# THE PROBLEM:
If a line of the data below contains the string "Save", copy it into your answer.

=======

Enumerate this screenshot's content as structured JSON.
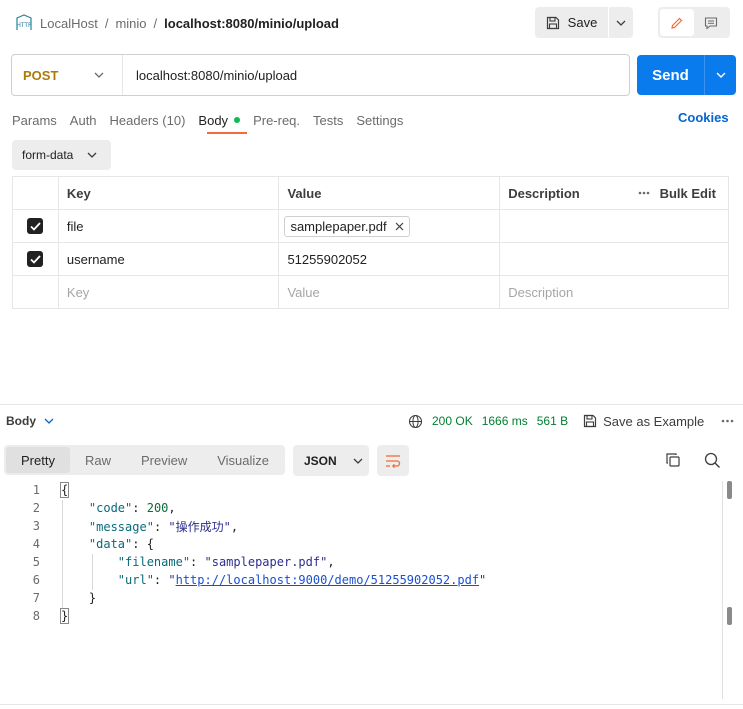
{
  "breadcrumb": {
    "badge": "HTTP",
    "items": [
      "LocalHost",
      "minio"
    ],
    "current": "localhost:8080/minio/upload",
    "separator": "/"
  },
  "toolbar": {
    "save_label": "Save"
  },
  "request": {
    "method": "POST",
    "url": "localhost:8080/minio/upload",
    "send_label": "Send"
  },
  "tabs": [
    {
      "label": "Params"
    },
    {
      "label": "Auth"
    },
    {
      "label": "Headers (10)"
    },
    {
      "label": "Body",
      "active": true
    },
    {
      "label": "Pre-req."
    },
    {
      "label": "Tests"
    },
    {
      "label": "Settings"
    }
  ],
  "cookies_label": "Cookies",
  "body_type": "form-data",
  "table": {
    "headers": {
      "key": "Key",
      "value": "Value",
      "description": "Description",
      "bulk_edit": "Bulk Edit"
    },
    "rows": [
      {
        "checked": true,
        "key": "file",
        "value": "samplepaper.pdf",
        "value_type": "file"
      },
      {
        "checked": true,
        "key": "username",
        "value": "51255902052",
        "value_type": "text"
      }
    ],
    "placeholders": {
      "key": "Key",
      "value": "Value",
      "description": "Description"
    }
  },
  "response": {
    "label": "Body",
    "status": "200 OK",
    "time": "1666 ms",
    "size": "561 B",
    "save_example_label": "Save as Example",
    "view_tabs": [
      "Pretty",
      "Raw",
      "Preview",
      "Visualize"
    ],
    "active_view": "Pretty",
    "format": "JSON",
    "code_lines": [
      "1",
      "2",
      "3",
      "4",
      "5",
      "6",
      "7",
      "8"
    ],
    "json": {
      "open_brace": "{",
      "close_brace": "}",
      "code_key": "\"code\"",
      "code_val": "200",
      "message_key": "\"message\"",
      "message_val": "\"操作成功\"",
      "data_key": "\"data\"",
      "filename_key": "\"filename\"",
      "filename_val": "\"samplepaper.pdf\"",
      "url_key": "\"url\"",
      "url_val": "http://localhost:9000/demo/51255902052.pdf"
    }
  },
  "colors": {
    "accent": "#097bed",
    "method": "#ad7a03",
    "active_tab": "#f26b3a",
    "status_ok": "#007f31",
    "body_dot": "#0cbb52"
  }
}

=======

# SOLUTION TO THE PROBLEM:
    "save_label": "Save"
    "save_example_label": "Save as Example",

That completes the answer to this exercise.